When I could wear them, so long ago, I loved them because they gave an edge–and a pointy toe–to my extremely bookish life.  The word “shooties” didn’t exist, thank ye gods, and if anyone had called them by that word, I’m sure I would have stopped wearing them that day, after retorting that, yes, they were cowboy boots of a sort but that the steel-capped beak did not, in fact, shoot bullets.  Except figurative ones at such awful little compromises.  You may be wearing part of a boot that might be warping your foot slightly, and enjoying it, but calling it by a name that tramples over the daily delights of language…makes my toes curl.

Hall Pass

I’m a substitute teacher these days, and usually my students are taller than me.  But yesterday I was at the elementary school, and a second grader with shiny brown eyes took a little something out of his pocket during morning round-up, and excitedly declared “I found a coconut on my way to school today!” In his small, sweaty, palm was a triangular piece of dark coconut shell. I agreed that it was a wonderful find indeed, for a humid September morning. Then, I remembered “curriculum”–“Do you think that grew around here, in Maine?” Several kids articulated their more or less completed thoughts– no, coconuts grow far away, in warm places. I joked with the boy who brought it, that since *I* was born far away in a warm place, that this bit of coconut shell could be used as a hall pass if anyone needed to leave the classroom I was supervising.

Then we launched into the day’s lessons and activities–sitting around the story-mat (which turns out to be the math-mat as well), or sitting at our small tables in small colorful chairs:  listening to Jack Prelutsky’s poetry, opening apple juice boxes, chasing and then (finally, because they were so excited and upset and carrying it out on a piece of paper did not work at ALL) sending a rather large spider on to its next reincarnation with a dainty pink plastic clog; also handling and washing little rocks of three different colors, giving pep talks to our little blue math calculators, and so on. The day did indeed fly by, as the notes from the classroom teacher promised it would. Most of the kids took the time to give me high fives when they left in batches to catch their well-spaced out buses.

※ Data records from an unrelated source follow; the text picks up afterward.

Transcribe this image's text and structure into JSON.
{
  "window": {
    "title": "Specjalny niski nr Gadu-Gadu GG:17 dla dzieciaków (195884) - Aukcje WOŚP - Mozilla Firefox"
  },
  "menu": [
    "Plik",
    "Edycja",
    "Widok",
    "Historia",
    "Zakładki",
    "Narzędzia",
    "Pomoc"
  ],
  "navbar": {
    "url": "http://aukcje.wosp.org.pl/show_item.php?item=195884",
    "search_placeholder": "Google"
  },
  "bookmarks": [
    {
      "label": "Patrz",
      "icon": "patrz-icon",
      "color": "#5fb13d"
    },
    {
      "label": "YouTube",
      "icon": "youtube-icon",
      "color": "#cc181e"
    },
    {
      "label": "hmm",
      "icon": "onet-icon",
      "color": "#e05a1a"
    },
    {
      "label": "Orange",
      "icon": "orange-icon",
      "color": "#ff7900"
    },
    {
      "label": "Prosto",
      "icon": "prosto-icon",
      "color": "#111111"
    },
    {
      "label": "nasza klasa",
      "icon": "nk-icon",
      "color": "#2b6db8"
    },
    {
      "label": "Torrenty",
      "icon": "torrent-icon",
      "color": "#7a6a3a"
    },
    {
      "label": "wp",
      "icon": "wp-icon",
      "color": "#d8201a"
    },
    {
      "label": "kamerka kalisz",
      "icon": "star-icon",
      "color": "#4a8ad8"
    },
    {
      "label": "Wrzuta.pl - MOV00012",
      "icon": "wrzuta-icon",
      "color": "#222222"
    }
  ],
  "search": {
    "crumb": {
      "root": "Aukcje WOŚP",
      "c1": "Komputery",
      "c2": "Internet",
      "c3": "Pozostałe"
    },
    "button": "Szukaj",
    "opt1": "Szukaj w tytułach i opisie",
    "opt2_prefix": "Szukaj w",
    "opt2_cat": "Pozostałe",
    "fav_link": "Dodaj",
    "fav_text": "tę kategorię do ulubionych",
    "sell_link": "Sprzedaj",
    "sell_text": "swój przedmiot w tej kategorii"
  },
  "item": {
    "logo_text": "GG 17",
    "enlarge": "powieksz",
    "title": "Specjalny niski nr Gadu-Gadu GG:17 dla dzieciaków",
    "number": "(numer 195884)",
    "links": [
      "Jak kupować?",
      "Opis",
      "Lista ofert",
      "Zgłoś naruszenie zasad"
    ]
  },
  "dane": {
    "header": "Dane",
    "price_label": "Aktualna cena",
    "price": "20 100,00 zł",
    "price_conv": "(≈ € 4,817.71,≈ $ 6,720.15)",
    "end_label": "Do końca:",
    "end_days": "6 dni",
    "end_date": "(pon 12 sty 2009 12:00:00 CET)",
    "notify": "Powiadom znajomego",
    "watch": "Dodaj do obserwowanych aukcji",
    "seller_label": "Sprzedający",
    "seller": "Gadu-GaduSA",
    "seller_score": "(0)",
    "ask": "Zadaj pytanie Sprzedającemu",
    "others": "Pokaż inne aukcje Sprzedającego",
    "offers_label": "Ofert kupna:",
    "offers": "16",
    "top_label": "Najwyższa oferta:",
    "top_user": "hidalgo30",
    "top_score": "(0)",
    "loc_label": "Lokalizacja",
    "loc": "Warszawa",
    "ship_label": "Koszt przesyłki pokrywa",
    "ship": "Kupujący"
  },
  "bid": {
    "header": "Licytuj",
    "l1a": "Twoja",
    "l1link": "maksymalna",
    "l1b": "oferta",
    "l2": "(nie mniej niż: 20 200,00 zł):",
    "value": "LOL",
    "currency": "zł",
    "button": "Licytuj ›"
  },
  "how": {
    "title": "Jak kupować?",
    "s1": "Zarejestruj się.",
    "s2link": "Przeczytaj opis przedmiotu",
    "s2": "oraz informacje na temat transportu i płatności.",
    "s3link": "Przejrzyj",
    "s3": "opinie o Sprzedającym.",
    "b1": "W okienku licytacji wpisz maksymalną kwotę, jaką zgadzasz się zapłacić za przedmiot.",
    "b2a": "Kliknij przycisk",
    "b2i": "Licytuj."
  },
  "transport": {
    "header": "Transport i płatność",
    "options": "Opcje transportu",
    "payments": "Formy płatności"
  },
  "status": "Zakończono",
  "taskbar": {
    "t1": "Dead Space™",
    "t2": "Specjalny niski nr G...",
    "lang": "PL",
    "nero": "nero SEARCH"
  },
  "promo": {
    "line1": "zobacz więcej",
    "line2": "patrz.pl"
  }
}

A day later, emptying out my pockets, I found the little triangle of coconut shell.  The boy with the shining brown eyes– the same little guy, who during morning Science Time, had demonstrated a “tough” stance with one hand on a hip and helped me to explain the difference between /tuff/ the volcanic rock and being tough–had given me my “hall-pass”, to keep, at the end of the day.  In the flurry of goodbyes after the bell rang, I hadn’t taken much note of it.  At home, nursing my aching feet (a second-grade teacher doesn’t sit much), I had forgotten about it altogether, until this morning when I went flouncing about the house picking up laundry.